START ENTRIES PROVIDED

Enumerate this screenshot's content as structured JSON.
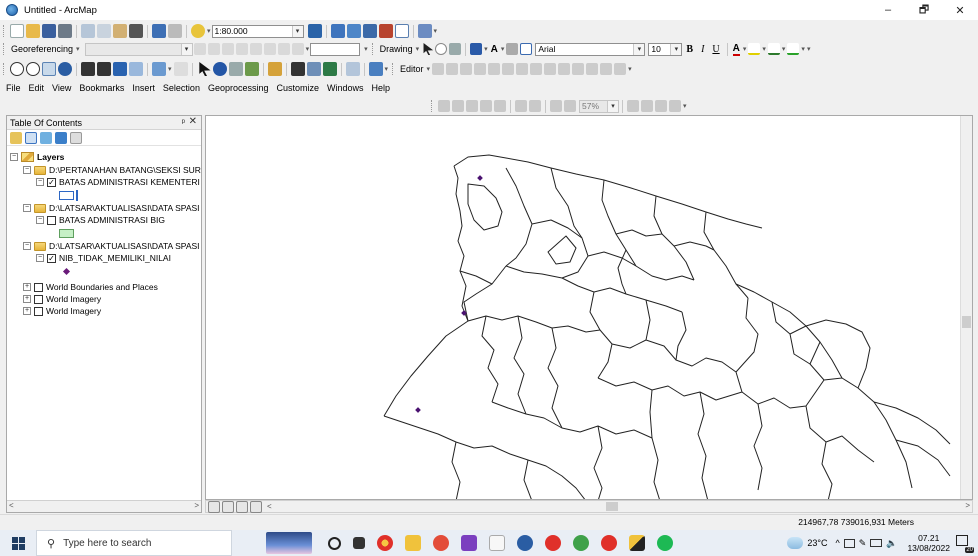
{
  "window": {
    "title": "Untitled - ArcMap",
    "controls": [
      "–",
      "🗗",
      "✕"
    ]
  },
  "toolbar1": {
    "scale_value": "1:80.000"
  },
  "toolbar2": {
    "georeferencing_label": "Georeferencing",
    "drawing_label": "Drawing",
    "font_name": "Arial",
    "font_size": "10",
    "bold": "B",
    "italic": "I",
    "underline": "U",
    "text_color_letter": "A"
  },
  "toolbar3": {
    "editor_label": "Editor"
  },
  "menu": {
    "items": [
      "File",
      "Edit",
      "View",
      "Bookmarks",
      "Insert",
      "Selection",
      "Geoprocessing",
      "Customize",
      "Windows",
      "Help"
    ]
  },
  "layout_toolbar": {
    "zoom_percent": "57%"
  },
  "toc": {
    "title": "Table Of Contents",
    "pin": "ᵖ",
    "close": "✕",
    "root": "Layers",
    "rows": [
      {
        "kind": "group",
        "label": "D:\\PERTANAHAN BATANG\\SEKSI SUR"
      },
      {
        "kind": "layer",
        "checked": true,
        "label": "BATAS ADMINISTRASI KEMENTERI"
      },
      {
        "kind": "group",
        "label": "D:\\LATSAR\\AKTUALISASI\\DATA SPASI"
      },
      {
        "kind": "layer",
        "checked": false,
        "label": "BATAS ADMINISTRASI BIG"
      },
      {
        "kind": "group",
        "label": "D:\\LATSAR\\AKTUALISASI\\DATA SPASI"
      },
      {
        "kind": "layer",
        "checked": true,
        "label": "NIB_TIDAK_MEMILIKI_NILAI"
      },
      {
        "kind": "basemap",
        "checked": false,
        "label": "World Boundaries and Places"
      },
      {
        "kind": "basemap",
        "checked": false,
        "label": "World Imagery"
      },
      {
        "kind": "basemap",
        "checked": false,
        "label": "World Imagery"
      }
    ],
    "symbol_colors": {
      "kementeri_fill": "#ffffff",
      "kementeri_outline": "#2d67c4",
      "big_fill": "#c6f0c6",
      "nib_point": "#6a1b7a"
    }
  },
  "status": {
    "coordinates": "214967,78  739016,931 Meters"
  },
  "taskbar": {
    "search_placeholder": "Type here to search",
    "temperature": "23°C",
    "time": "07.21",
    "date": "13/08/2022",
    "notification_count": "20"
  },
  "colors": {
    "map_line": "#222222",
    "point_marker": "#4a1270",
    "accent_blue": "#1d5fa8"
  }
}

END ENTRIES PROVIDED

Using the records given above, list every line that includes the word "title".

**SOLUTION**.
    "title": "Untitled - ArcMap",
    "title": "Table Of Contents",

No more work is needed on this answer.